HEATH SPRINGS – Classic games such as Bingo, checkers and Battleship decorated the gymnasium floor at Heath Springs Elementary School.

Every Tuesday for nearly two months, dozens of students picked which games they would play with their peers. Because of the wide selection, each day could bring a different gaming experience for any given student.

But there was much more going on than board games.

From June through July, Heath Springs Elementary offered the first-ever Summer Time Fun program, which provided recreation and personalized academic tutoring in a fun, laid-back way.

Principal Sheri Watson and other school personnel began discussing the idea for the summer program after studying schoolwide test data that suggested students don't fully retain what they learn from one year to the next.

At the start of the year, teachers often have to go back and reteach material or concepts that some students forgot over the summer.

"They have been working on specific areas of weakness," Watson said about the summer program. "I imagine when they take the (MAP standardized test) in the fall, the scores will match the spring's."

Lots of fun

The Summer Time Fun program was free to all the students. Funded through the school's PTA and community groups, it ran from 8 a.m. to 2 p.m., with free lunch in between.

Over the nine weeks, guests included a NFL referee, martial artists and officers with the S.C. Highway Patrol and State Law Enforcement Division.

On the last day of the program, SLED agents landed a helicopter on the school's athletic field. Watson said it was hard for the students to contain their excitement, as they wanted to rush the helicopter before it finished landing.
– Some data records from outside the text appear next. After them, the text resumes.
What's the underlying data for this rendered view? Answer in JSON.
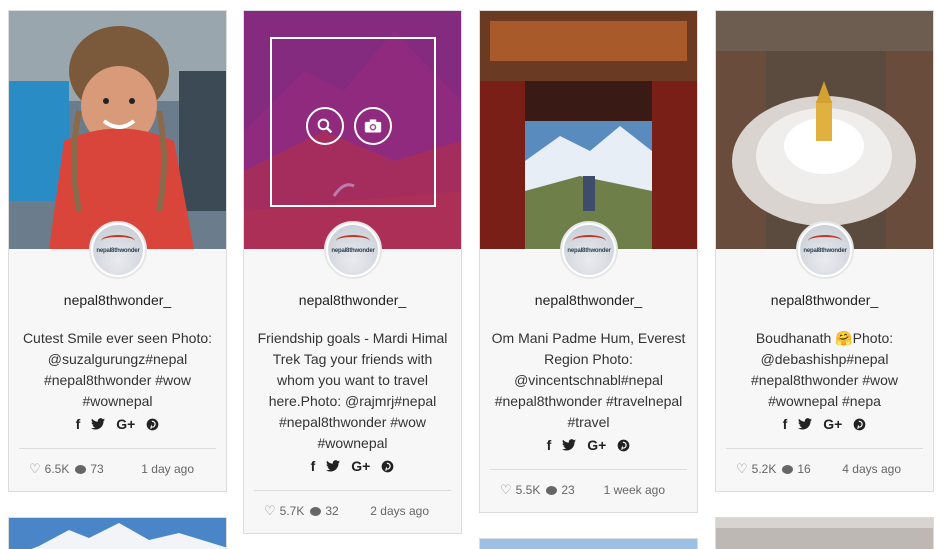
{
  "posts": [
    {
      "username": "nepal8thwonder_",
      "avatar_text": "nepal8thwonder",
      "caption": "Cutest Smile ever seen Photo: @suzalgurungz#nepal #nepal8thwonder #wow #wownepal",
      "likes": "6.5K",
      "comments": "73",
      "time": "1 day ago",
      "icons": [
        "facebook-icon",
        "twitter-icon",
        "google-plus-icon",
        "pinterest-icon"
      ]
    },
    {
      "username": "nepal8thwonder_",
      "avatar_text": "nepal8thwonder",
      "caption": "Friendship goals - Mardi Himal Trek Tag your friends with whom you want to travel here.Photo: @rajmrj#nepal #nepal8thwonder #wow #wownepal",
      "likes": "5.7K",
      "comments": "32",
      "time": "2 days ago",
      "icons": [
        "facebook-icon",
        "twitter-icon",
        "google-plus-icon",
        "pinterest-icon"
      ]
    },
    {
      "username": "nepal8thwonder_",
      "avatar_text": "nepal8thwonder",
      "caption": "Om Mani Padme Hum, Everest Region Photo: @vincentschnabl#nepal #nepal8thwonder #travelnepal #travel",
      "likes": "5.5K",
      "comments": "23",
      "time": "1 week ago",
      "icons": [
        "facebook-icon",
        "twitter-icon",
        "google-plus-icon",
        "pinterest-icon"
      ]
    },
    {
      "username": "nepal8thwonder_",
      "avatar_text": "nepal8thwonder",
      "caption": "Boudhanath 🤗Photo: @debashishp#nepal #nepal8thwonder #wow #wownepal #nepa",
      "likes": "5.2K",
      "comments": "16",
      "time": "4 days ago",
      "icons": [
        "facebook-icon",
        "twitter-icon",
        "google-plus-icon",
        "pinterest-icon"
      ]
    }
  ],
  "social_glyphs": {
    "facebook": "f",
    "twitter": "🐦",
    "google_plus": "G+",
    "pinterest": "P"
  },
  "overlay_buttons": [
    "search-icon",
    "camera-icon"
  ],
  "colors": {
    "overlay": "#961e78",
    "text": "#333333",
    "border": "#dcdcdc",
    "card_bg": "#f7f7f7"
  }
}
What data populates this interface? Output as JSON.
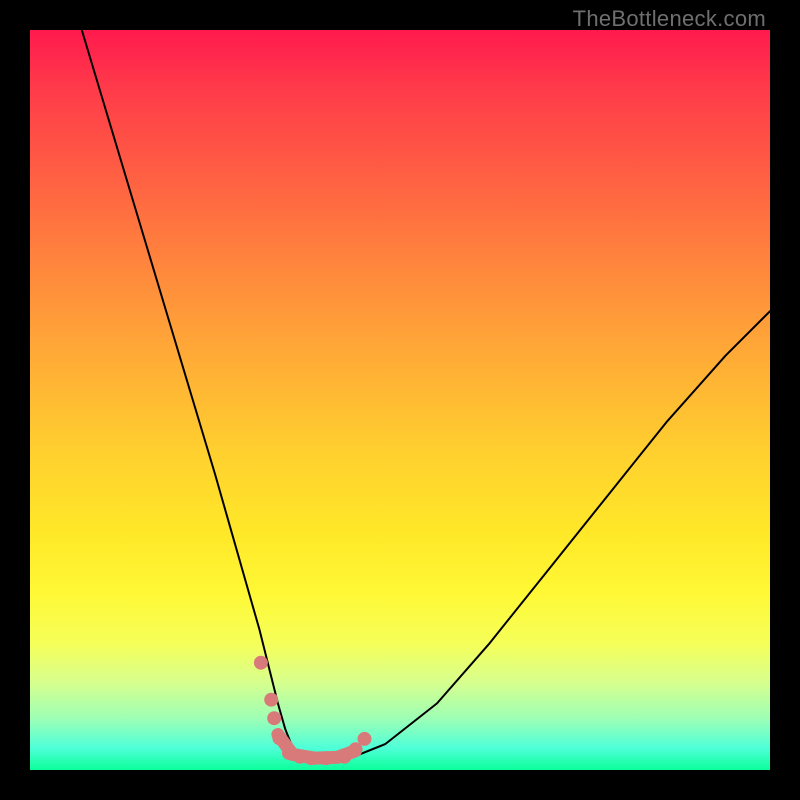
{
  "watermark": {
    "text": "TheBottleneck.com"
  },
  "chart_data": {
    "type": "line",
    "title": "",
    "xlabel": "",
    "ylabel": "",
    "xlim": [
      0,
      100
    ],
    "ylim": [
      0,
      100
    ],
    "grid": false,
    "legend": false,
    "background": "rainbow-gradient-red-to-green-vertical",
    "series": [
      {
        "name": "bottleneck-curve",
        "color": "#000000",
        "stroke_width": 2,
        "x": [
          7,
          10,
          13,
          16,
          19,
          22,
          25,
          27,
          29,
          31,
          32.5,
          33.5,
          34.5,
          35.5,
          37,
          39,
          43,
          48,
          55,
          62,
          70,
          78,
          86,
          94,
          100
        ],
        "y": [
          100,
          90,
          80,
          70,
          60,
          50,
          40,
          33,
          26,
          19,
          13,
          9,
          5.5,
          3,
          1.8,
          1.5,
          1.5,
          3.5,
          9,
          17,
          27,
          37,
          47,
          56,
          62
        ]
      },
      {
        "name": "fit-marker-dots",
        "color": "#d97a7a",
        "type": "scatter",
        "marker_radius": 7,
        "x": [
          31.2,
          32.6,
          33.0,
          33.7,
          35.0,
          36.5,
          38.0,
          40.0,
          42.5,
          44.0,
          45.2
        ],
        "y": [
          14.5,
          9.5,
          7.0,
          4.3,
          2.3,
          1.8,
          1.6,
          1.6,
          1.8,
          2.8,
          4.2
        ]
      },
      {
        "name": "fit-marker-line",
        "color": "#d97a7a",
        "stroke_width": 13,
        "x": [
          33.5,
          35.5,
          38.5,
          41.5,
          44.0
        ],
        "y": [
          4.8,
          2.1,
          1.6,
          1.7,
          2.6
        ]
      }
    ]
  }
}
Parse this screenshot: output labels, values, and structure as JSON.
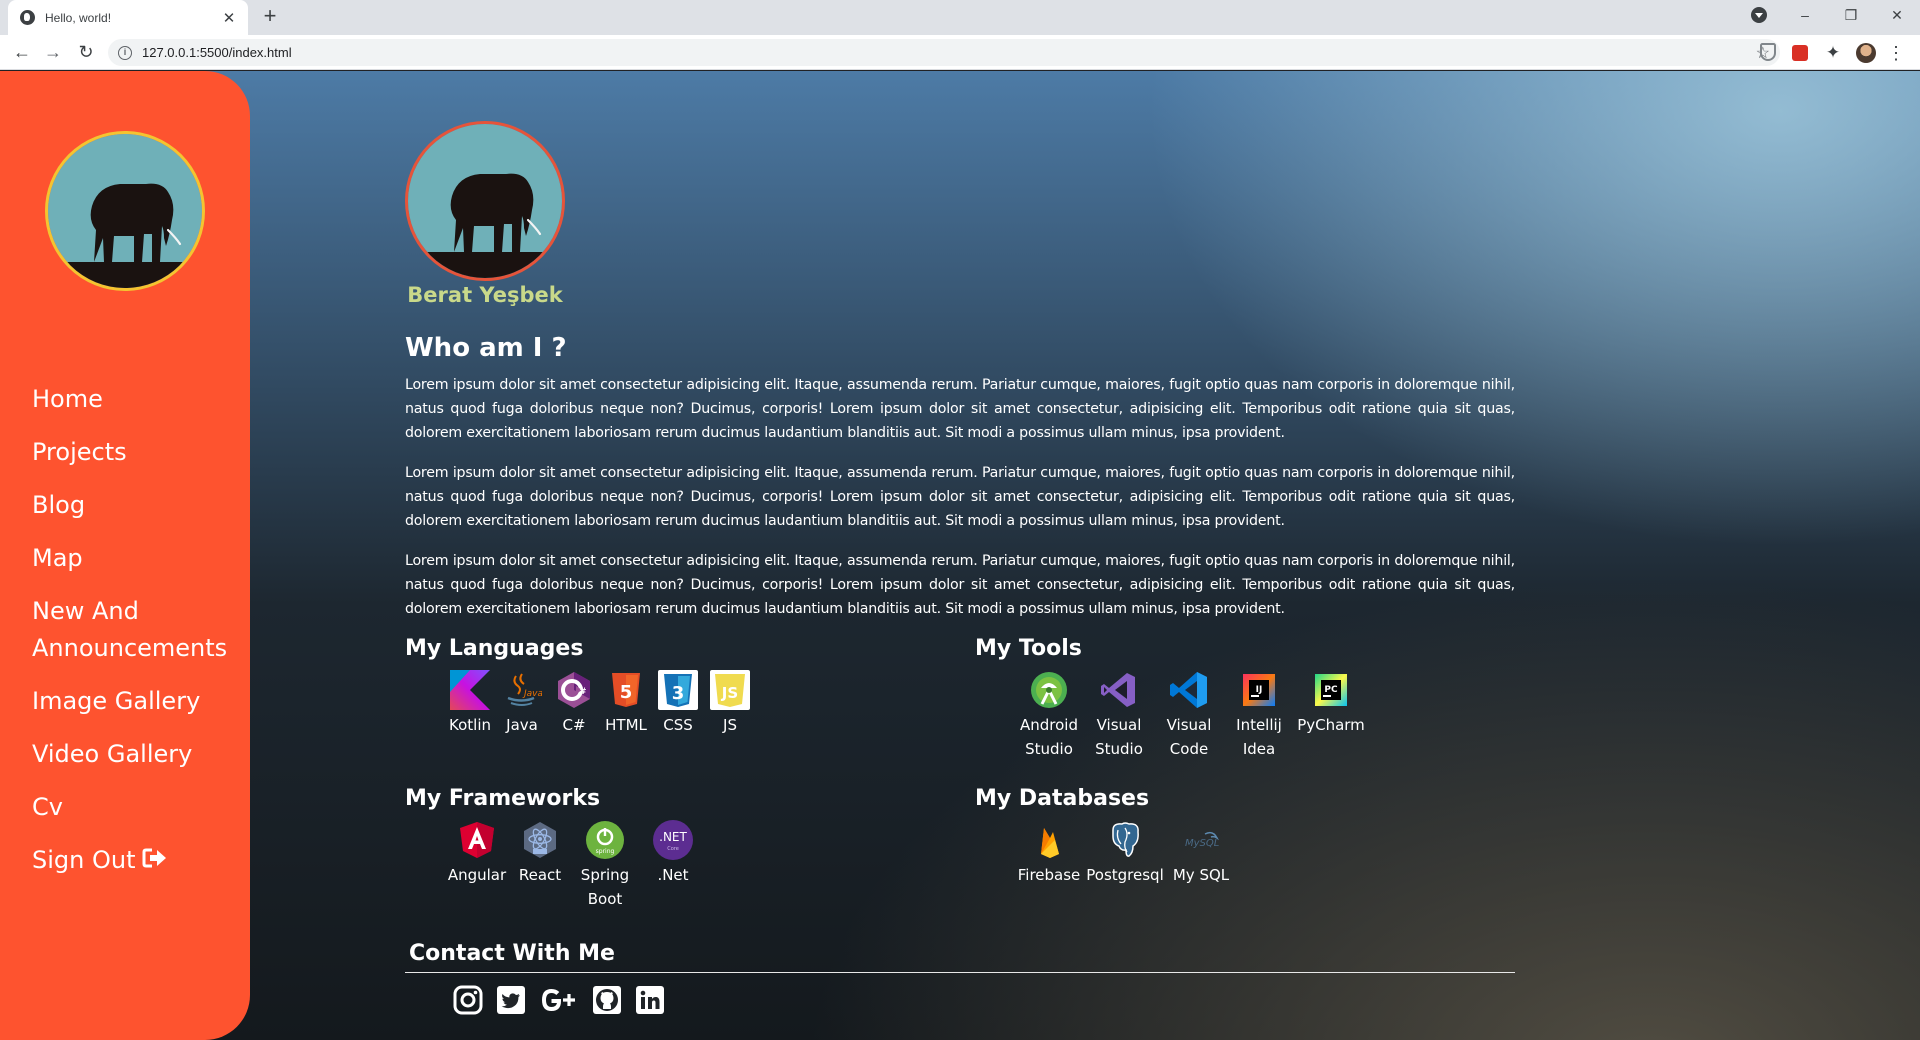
{
  "browser": {
    "tab_title": "Hello, world!",
    "url": "127.0.0.1:5500/index.html"
  },
  "sidebar": {
    "nav": [
      {
        "label": "Home"
      },
      {
        "label": "Projects"
      },
      {
        "label": "Blog"
      },
      {
        "label": "Map"
      },
      {
        "label": "New And Announcements"
      },
      {
        "label": "Image Gallery"
      },
      {
        "label": "Video Gallery"
      },
      {
        "label": "Cv"
      },
      {
        "label": "Sign Out",
        "icon": "sign-out-icon"
      }
    ]
  },
  "profile": {
    "name": "Berat Yeşbek"
  },
  "about": {
    "title": "Who am I ?",
    "paragraphs": [
      "Lorem ipsum dolor sit amet consectetur adipisicing elit. Itaque, assumenda rerum. Pariatur cumque, maiores, fugit optio quas nam corporis in doloremque nihil, natus quod fuga doloribus neque non? Ducimus, corporis! Lorem ipsum dolor sit amet consectetur, adipisicing elit. Temporibus odit ratione quia sit quas, dolorem exercitationem laboriosam rerum ducimus laudantium blanditiis aut. Sit modi a possimus ullam minus, ipsa provident.",
      "Lorem ipsum dolor sit amet consectetur adipisicing elit. Itaque, assumenda rerum. Pariatur cumque, maiores, fugit optio quas nam corporis in doloremque nihil, natus quod fuga doloribus neque non? Ducimus, corporis! Lorem ipsum dolor sit amet consectetur, adipisicing elit. Temporibus odit ratione quia sit quas, dolorem exercitationem laboriosam rerum ducimus laudantium blanditiis aut. Sit modi a possimus ullam minus, ipsa provident.",
      "Lorem ipsum dolor sit amet consectetur adipisicing elit. Itaque, assumenda rerum. Pariatur cumque, maiores, fugit optio quas nam corporis in doloremque nihil, natus quod fuga doloribus neque non? Ducimus, corporis! Lorem ipsum dolor sit amet consectetur, adipisicing elit. Temporibus odit ratione quia sit quas, dolorem exercitationem laboriosam rerum ducimus laudantium blanditiis aut. Sit modi a possimus ullam minus, ipsa provident."
    ]
  },
  "languages": {
    "title": "My Languages",
    "items": [
      {
        "label": "Kotlin",
        "icon": "kotlin-icon"
      },
      {
        "label": "Java",
        "icon": "java-icon"
      },
      {
        "label": "C#",
        "icon": "csharp-icon"
      },
      {
        "label": "HTML",
        "icon": "html5-icon"
      },
      {
        "label": "CSS",
        "icon": "css3-icon"
      },
      {
        "label": "JS",
        "icon": "javascript-icon"
      }
    ]
  },
  "tools": {
    "title": "My Tools",
    "items": [
      {
        "label": "Android Studio",
        "icon": "android-studio-icon"
      },
      {
        "label": "Visual Studio",
        "icon": "visual-studio-icon"
      },
      {
        "label": "Visual Code",
        "icon": "vscode-icon"
      },
      {
        "label": "Intellij Idea",
        "icon": "intellij-icon"
      },
      {
        "label": "PyCharm",
        "icon": "pycharm-icon"
      }
    ]
  },
  "frameworks": {
    "title": "My Frameworks",
    "items": [
      {
        "label": "Angular",
        "icon": "angular-icon"
      },
      {
        "label": "React",
        "icon": "react-icon"
      },
      {
        "label": "Spring Boot",
        "icon": "spring-icon"
      },
      {
        "label": ".Net",
        "icon": "dotnet-icon"
      }
    ]
  },
  "databases": {
    "title": "My Databases",
    "items": [
      {
        "label": "Firebase",
        "icon": "firebase-icon"
      },
      {
        "label": "Postgresql",
        "icon": "postgresql-icon"
      },
      {
        "label": "My SQL",
        "icon": "mysql-icon"
      }
    ]
  },
  "contact": {
    "title": "Contact With Me",
    "links": [
      {
        "icon": "instagram-icon"
      },
      {
        "icon": "twitter-icon"
      },
      {
        "icon": "google-plus-icon"
      },
      {
        "icon": "github-icon"
      },
      {
        "icon": "linkedin-icon"
      }
    ]
  },
  "colors": {
    "sidebar": "#fe532f",
    "name_accent": "#c9d98a",
    "avatar_sky": "#6fb0b8"
  }
}
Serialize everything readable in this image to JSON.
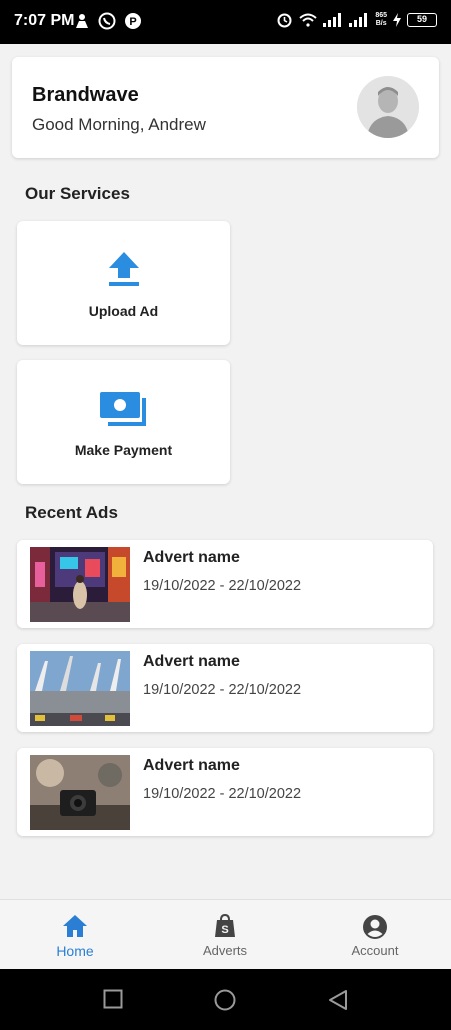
{
  "status_bar": {
    "time": "7:07 PM",
    "speed_top": "865",
    "speed_bottom": "B/s",
    "battery": "59"
  },
  "header": {
    "brand": "Brandwave",
    "greeting": "Good Morning, Andrew"
  },
  "services": {
    "title": "Our Services",
    "items": [
      {
        "label": "Upload Ad",
        "icon": "upload-icon"
      },
      {
        "label": "Make Payment",
        "icon": "payment-icon"
      }
    ]
  },
  "recent_ads": {
    "title": "Recent Ads",
    "items": [
      {
        "name": "Advert name",
        "dates": "19/10/2022 - 22/10/2022"
      },
      {
        "name": "Advert name",
        "dates": "19/10/2022 - 22/10/2022"
      },
      {
        "name": "Advert name",
        "dates": "19/10/2022 - 22/10/2022"
      }
    ]
  },
  "bottom_nav": {
    "items": [
      {
        "label": "Home",
        "icon": "home-icon",
        "active": true
      },
      {
        "label": "Adverts",
        "icon": "shopping-bag-icon",
        "active": false
      },
      {
        "label": "Account",
        "icon": "account-icon",
        "active": false
      }
    ]
  },
  "colors": {
    "accent": "#2a7fd4",
    "background": "#f2f2f2"
  }
}
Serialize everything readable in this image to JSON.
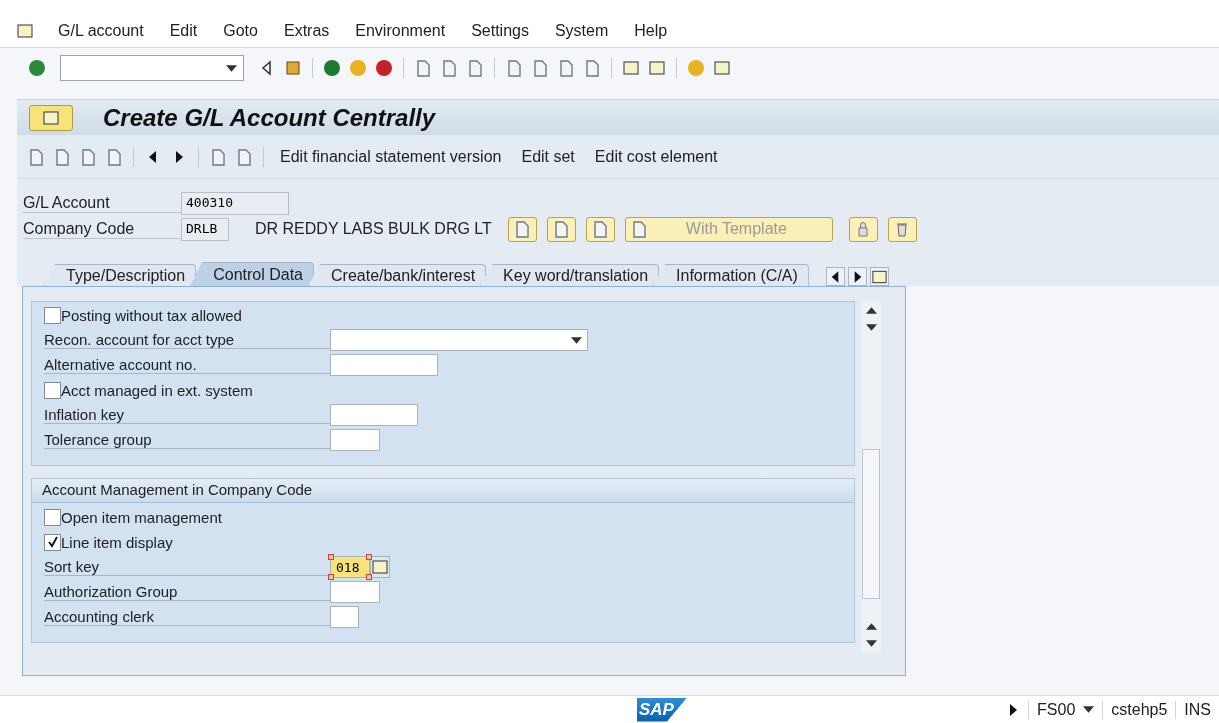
{
  "menu_bar": [
    "G/L account",
    "Edit",
    "Goto",
    "Extras",
    "Environment",
    "Settings",
    "System",
    "Help"
  ],
  "title": "Create G/L Account Centrally",
  "app_toolbar": [
    "Edit financial statement version",
    "Edit set",
    "Edit cost element"
  ],
  "header": {
    "fields": [
      {
        "label": "G/L Account",
        "value": "400310"
      },
      {
        "label": "Company Code",
        "value": "DRLB"
      }
    ],
    "company_name": "DR REDDY LABS BULK DRG LT",
    "template_button": "With Template"
  },
  "tabs": [
    {
      "label": "Type/Description",
      "selected": false
    },
    {
      "label": "Control Data",
      "selected": true
    },
    {
      "label": "Create/bank/interest",
      "selected": false
    },
    {
      "label": "Key word/translation",
      "selected": false
    },
    {
      "label": "Information (C/A)",
      "selected": false
    }
  ],
  "sections": [
    {
      "rows": [
        {
          "kind": "checkbox",
          "label": "Posting without tax allowed",
          "checked": false
        },
        {
          "kind": "dropdown",
          "label": "Recon. account for acct type"
        },
        {
          "kind": "input",
          "label": "Alternative account no."
        },
        {
          "kind": "checkbox",
          "label": "Acct managed in ext. system",
          "checked": false
        },
        {
          "kind": "input",
          "label": "Inflation key"
        },
        {
          "kind": "input",
          "label": "Tolerance group"
        }
      ]
    },
    {
      "title": "Account Management in Company Code",
      "rows": [
        {
          "kind": "checkbox",
          "label": "Open item management",
          "checked": false
        },
        {
          "kind": "checkbox",
          "label": "Line item display",
          "checked": true
        },
        {
          "kind": "input",
          "label": "Sort key",
          "value": "018",
          "focused": true
        },
        {
          "kind": "input",
          "label": "Authorization Group"
        },
        {
          "kind": "input",
          "label": "Accounting clerk"
        }
      ]
    }
  ],
  "status_bar": {
    "logo": "SAP",
    "transaction": "FS00",
    "system": "cstehp5",
    "mode": "INS"
  }
}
Many of the participants listed that as their favorite part of the program.

"Seeing the helicopter land – I just liked watching it," said fifth-grader Rachel McKinney.

Over the nine weeks, the student were able to check out books from the visiting Lancaster County Library bookmobile.

A good part of the time each day was spent working on math and reading skills using a computer program called Classworks, which aligns with the MAP test. The program provides detailed assessments of each student's strengths and weaknesses.

Almost 90 students were present on the July 24 session, and each week there were at least 50 participants. For some students, this was a way to get acclimated to a new environment.

For instance, Alex Martin will begin kindergarten this month at Heath Springs Elementary. His mother, Bridget Martin, said Alex didn't miss a day.

"I thought it would help him get familiar with the building," Martin said. "Being here this summer has really gotten him comfortable."

Program success?

Watson said the school will compare data between the group of students who attended the summer program and those who didn't to see whether they're any strong correlations in school performance. She said staff members plan to offer the program again next summer.

Contact reporter Jesef Williams at jwilliams@thelancasternews.com or at (803) 283-1152